These authors contributed equally.
Anti-addiction drug ibogaine inhibits hERG channels: a cardiac arrhythmia risk
Article first published online: 28 MAR 2012
© 2012 The Authors, Addiction Biology © 2012 Society for the Study of Addiction
Volume 19, Issue 2, pages 237–239, March 2014
How to Cite
Koenig, X., Kovar, M., Boehm, S., Sandtner, W. and Hilber, K. (2014), Anti-addiction drug ibogaine inhibits hERG channels: a cardiac arrhythmia risk. Addiction Biology, 19: 237–239. doi: 10.1111/j.1369-1600.2012.00447.x
- Issue published online: 20 FEB 2014
- Article first published online: 28 MAR 2012
- Anti-addiction drug;
- cardiac arrhythmias;
- hERG potassium channels;
- indole alkaloid;
- QT interval prolongation
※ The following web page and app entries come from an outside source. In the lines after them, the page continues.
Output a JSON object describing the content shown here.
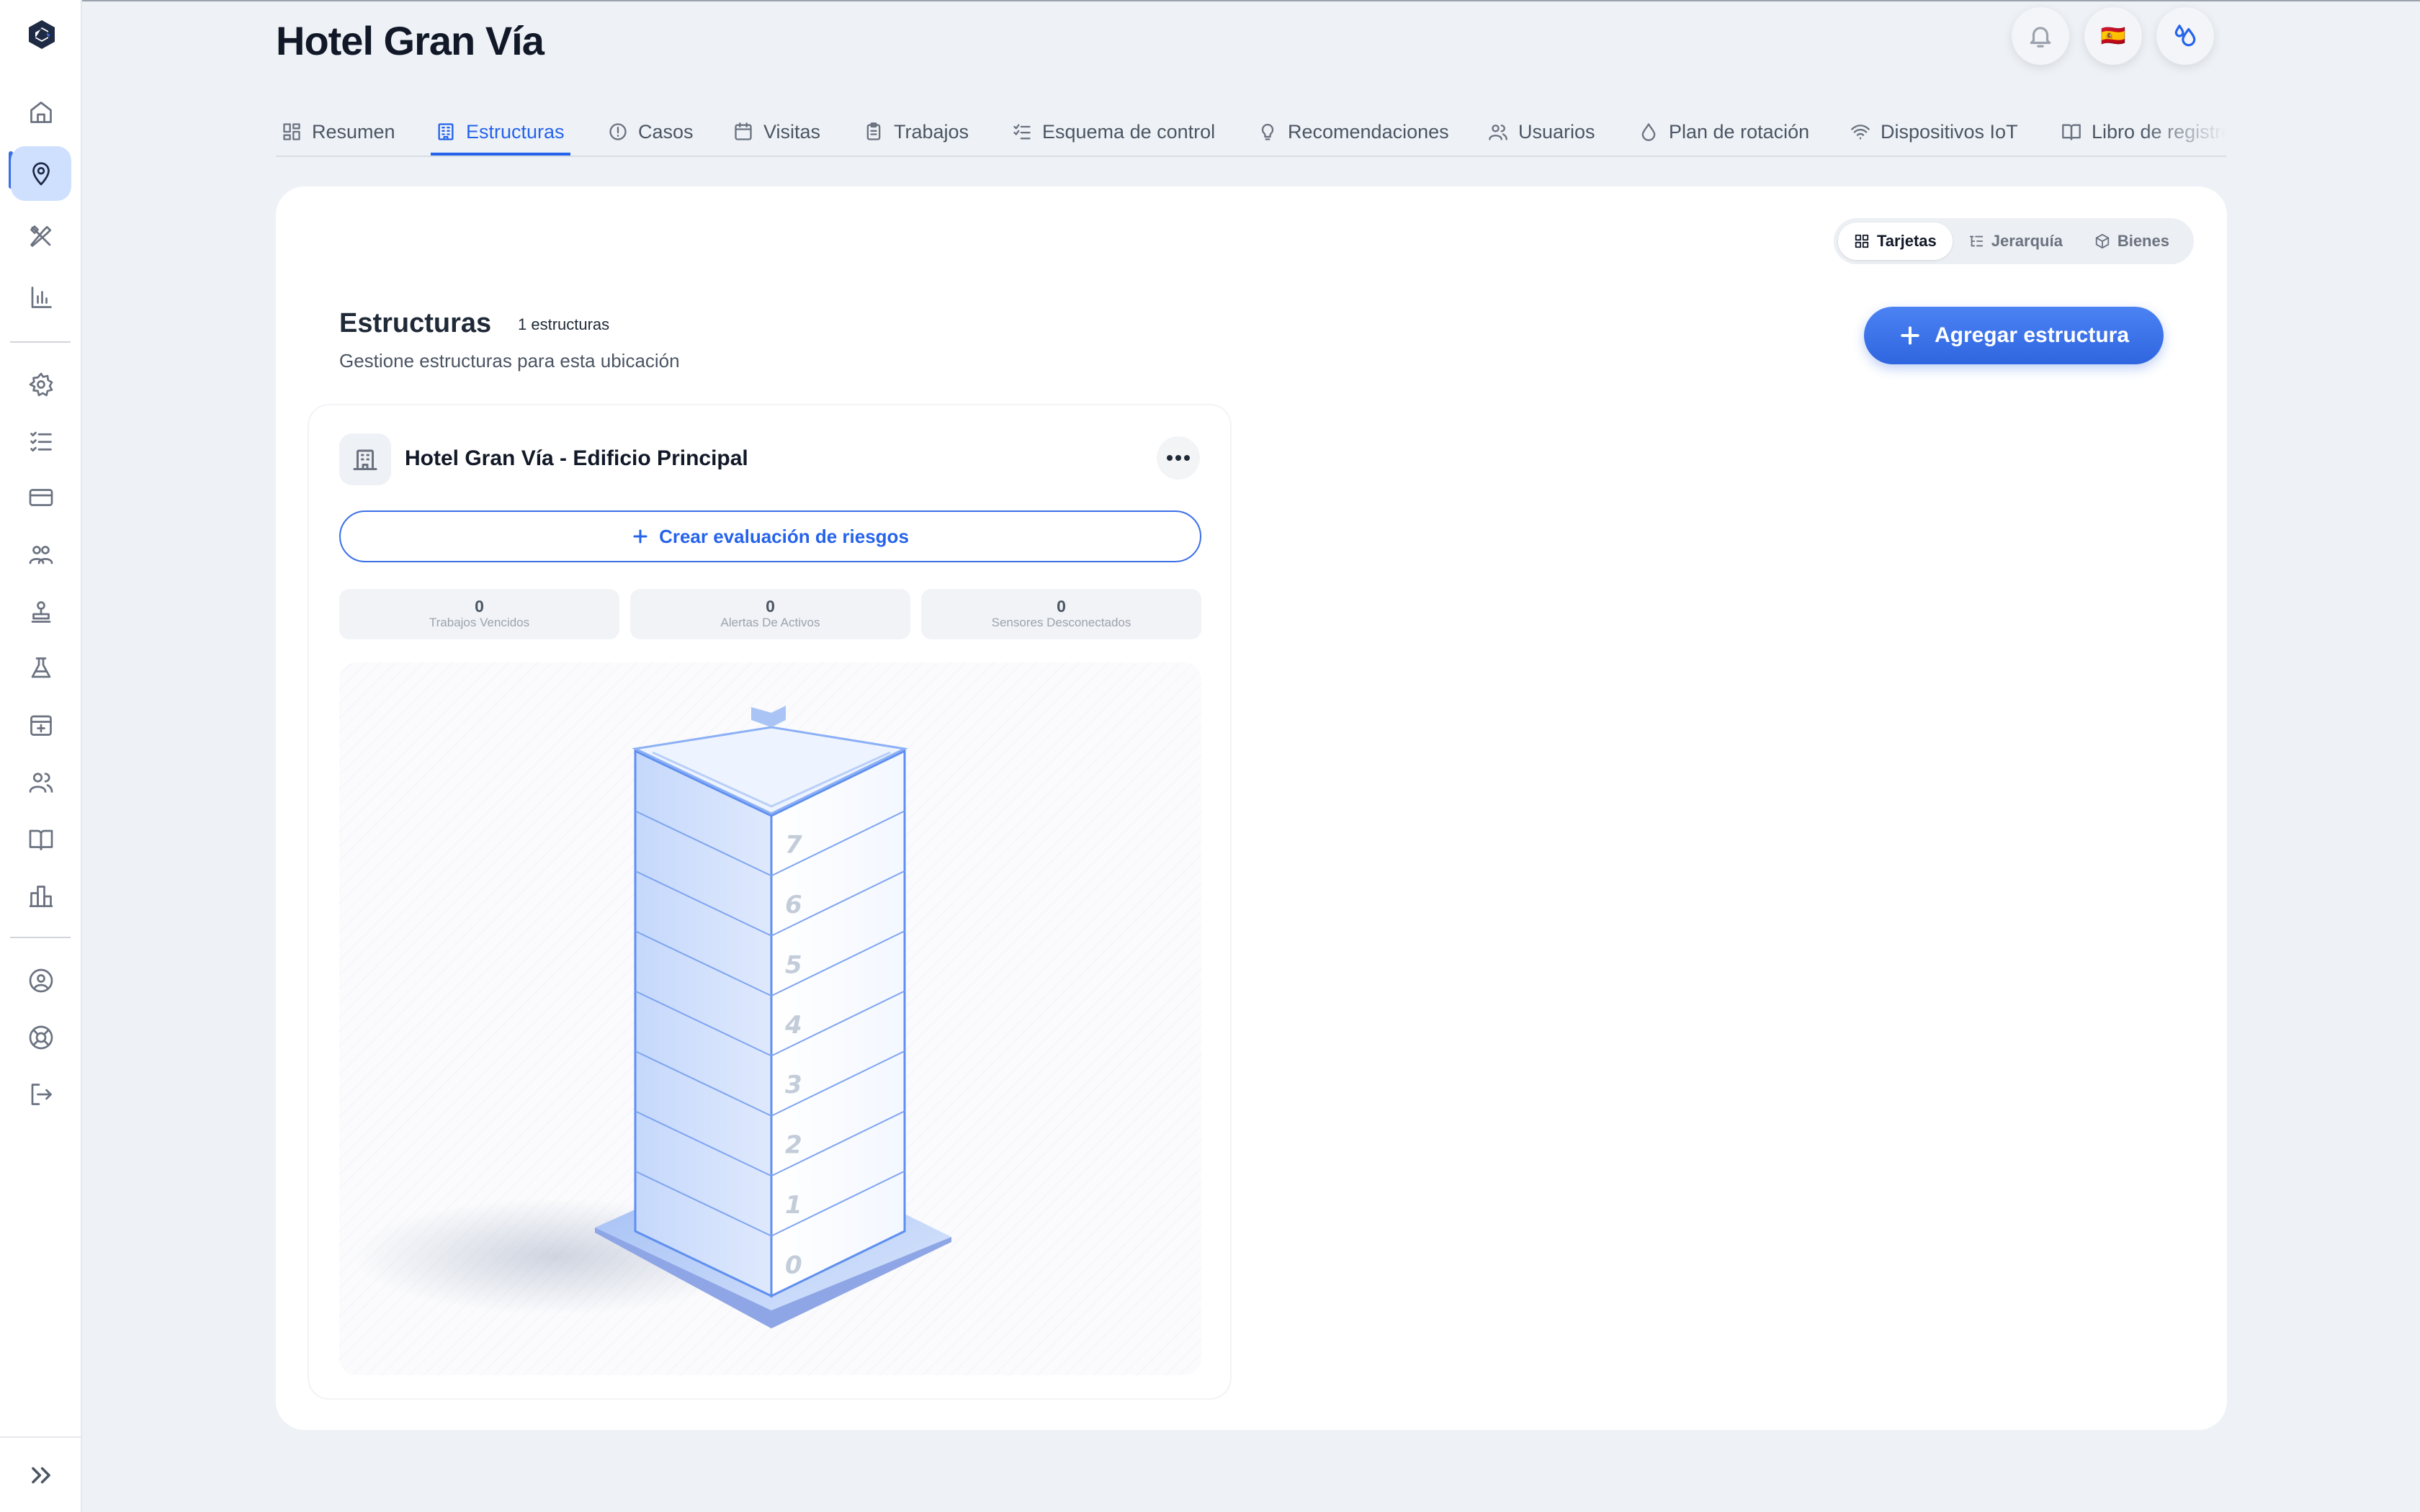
{
  "page": {
    "title": "Hotel Gran Vía"
  },
  "header": {
    "language_flag": "🇪🇸",
    "accent_color": "#2563eb"
  },
  "tabs": [
    {
      "label": "Resumen",
      "icon": "grid-icon"
    },
    {
      "label": "Estructuras",
      "icon": "building-icon",
      "active": true
    },
    {
      "label": "Casos",
      "icon": "alert-circle-icon"
    },
    {
      "label": "Visitas",
      "icon": "calendar-icon"
    },
    {
      "label": "Trabajos",
      "icon": "clipboard-icon"
    },
    {
      "label": "Esquema de control",
      "icon": "checklist-icon"
    },
    {
      "label": "Recomendaciones",
      "icon": "lightbulb-icon"
    },
    {
      "label": "Usuarios",
      "icon": "users-icon"
    },
    {
      "label": "Plan de rotación",
      "icon": "droplet-icon"
    },
    {
      "label": "Dispositivos IoT",
      "icon": "wifi-icon"
    },
    {
      "label": "Libro de registro",
      "icon": "book-icon"
    }
  ],
  "view_toggle": {
    "cards": "Tarjetas",
    "hierarchy": "Jerarquía",
    "assets": "Bienes"
  },
  "section": {
    "title": "Estructuras",
    "count": "1 estructuras",
    "subtitle": "Gestione estructuras para esta ubicación",
    "add_button": "Agregar estructura"
  },
  "structure": {
    "name": "Hotel Gran Vía - Edificio Principal",
    "risk_button": "Crear evaluación de riesgos",
    "stats": [
      {
        "value": "0",
        "label": "Trabajos Vencidos"
      },
      {
        "value": "0",
        "label": "Alertas De Activos"
      },
      {
        "value": "0",
        "label": "Sensores Desconectados"
      }
    ],
    "floors": [
      "7",
      "6",
      "5",
      "4",
      "3",
      "2",
      "1",
      "0"
    ]
  }
}
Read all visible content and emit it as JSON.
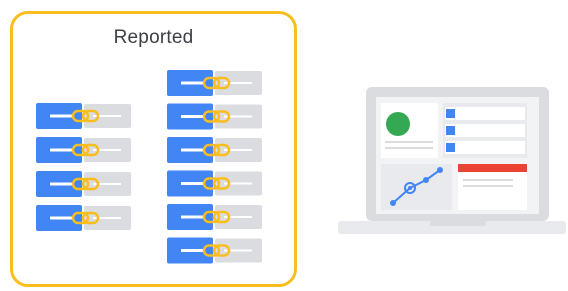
{
  "group": {
    "title": "Reported",
    "border_color": "#F9BE1D"
  },
  "colors": {
    "blue": "#4285F4",
    "gray": "#DADCE0",
    "yellow": "#F9BE1D",
    "green": "#34A853",
    "red": "#EA4335",
    "white": "#FFFFFF",
    "laptop_body": "#DADCE0",
    "laptop_base": "#E8EAED",
    "screen_bg": "#F1F3F4",
    "panel": "#E8EAED"
  },
  "left_column_links": 4,
  "right_column_links": 6,
  "link_icon": "chain-link-icon",
  "laptop": {
    "icon": "laptop-dashboard-icon",
    "widgets": [
      "profile-card",
      "list-panel",
      "line-chart-panel",
      "alert-panel"
    ]
  }
}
Ibogaine, an alkaloid derived from the African shrub Tabernanthe iboga, has shown promising anti-addictive properties in animals. Anecdotal evidence suggests that ibogaine is also anti-addictive in humans. Thus, it alleviates drug craving and impedes relapse of drug use. Although not licensed as therapeutic drug, and despite evidence that ibogaine may disturb the rhythm of the heart, this alkaloid is currently used as an anti-addiction drug in alternative medicine. Here, we report that therapeutic concentrations of ibogaine reduce currents through human ether-a-go-go-related gene potassium channels. Thereby, we provide a mechanism by which ibogaine may generate life-threatening cardiac arrhythmias.